What is being asked
Give the number of lines in these entries that contain the string "text", with no further comment.

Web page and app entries

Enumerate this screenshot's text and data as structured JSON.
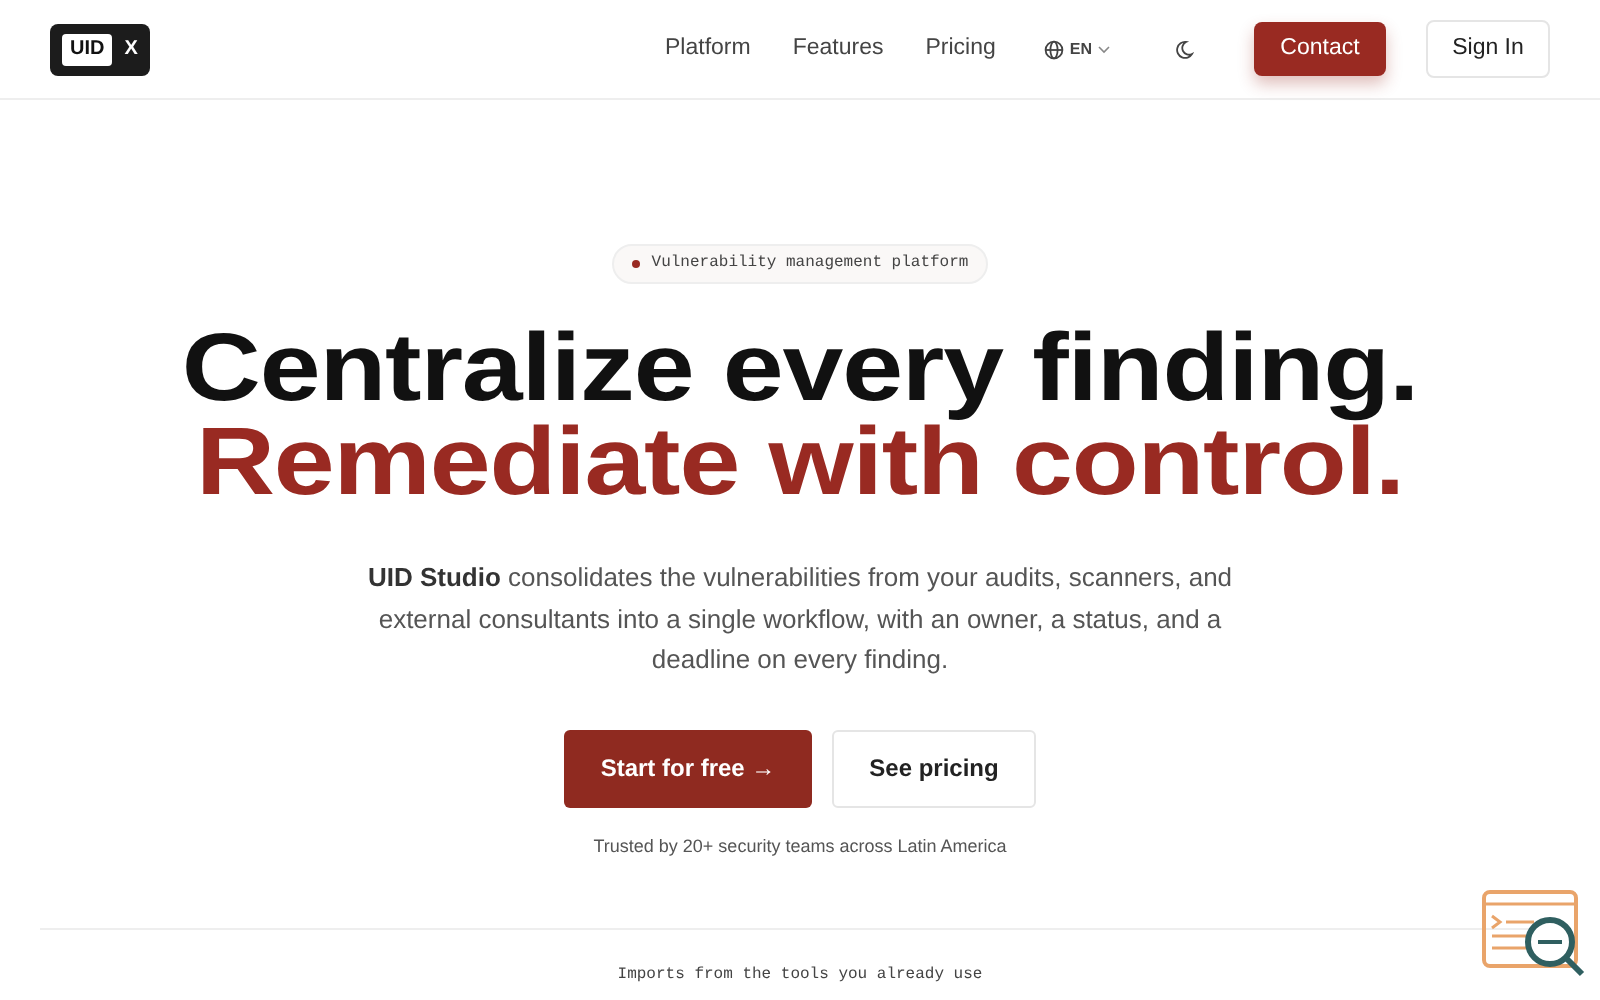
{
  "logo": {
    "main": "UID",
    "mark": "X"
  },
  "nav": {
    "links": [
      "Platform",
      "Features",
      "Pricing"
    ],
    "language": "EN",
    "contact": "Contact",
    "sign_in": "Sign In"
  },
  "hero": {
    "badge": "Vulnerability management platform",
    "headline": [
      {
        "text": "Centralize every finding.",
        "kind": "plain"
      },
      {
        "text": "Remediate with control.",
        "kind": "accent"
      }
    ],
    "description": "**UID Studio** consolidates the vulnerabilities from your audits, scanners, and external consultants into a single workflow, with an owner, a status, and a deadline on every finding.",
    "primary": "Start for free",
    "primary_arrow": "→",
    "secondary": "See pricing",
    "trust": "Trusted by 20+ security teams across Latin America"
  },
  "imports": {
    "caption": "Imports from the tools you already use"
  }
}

Answer to the exercise
3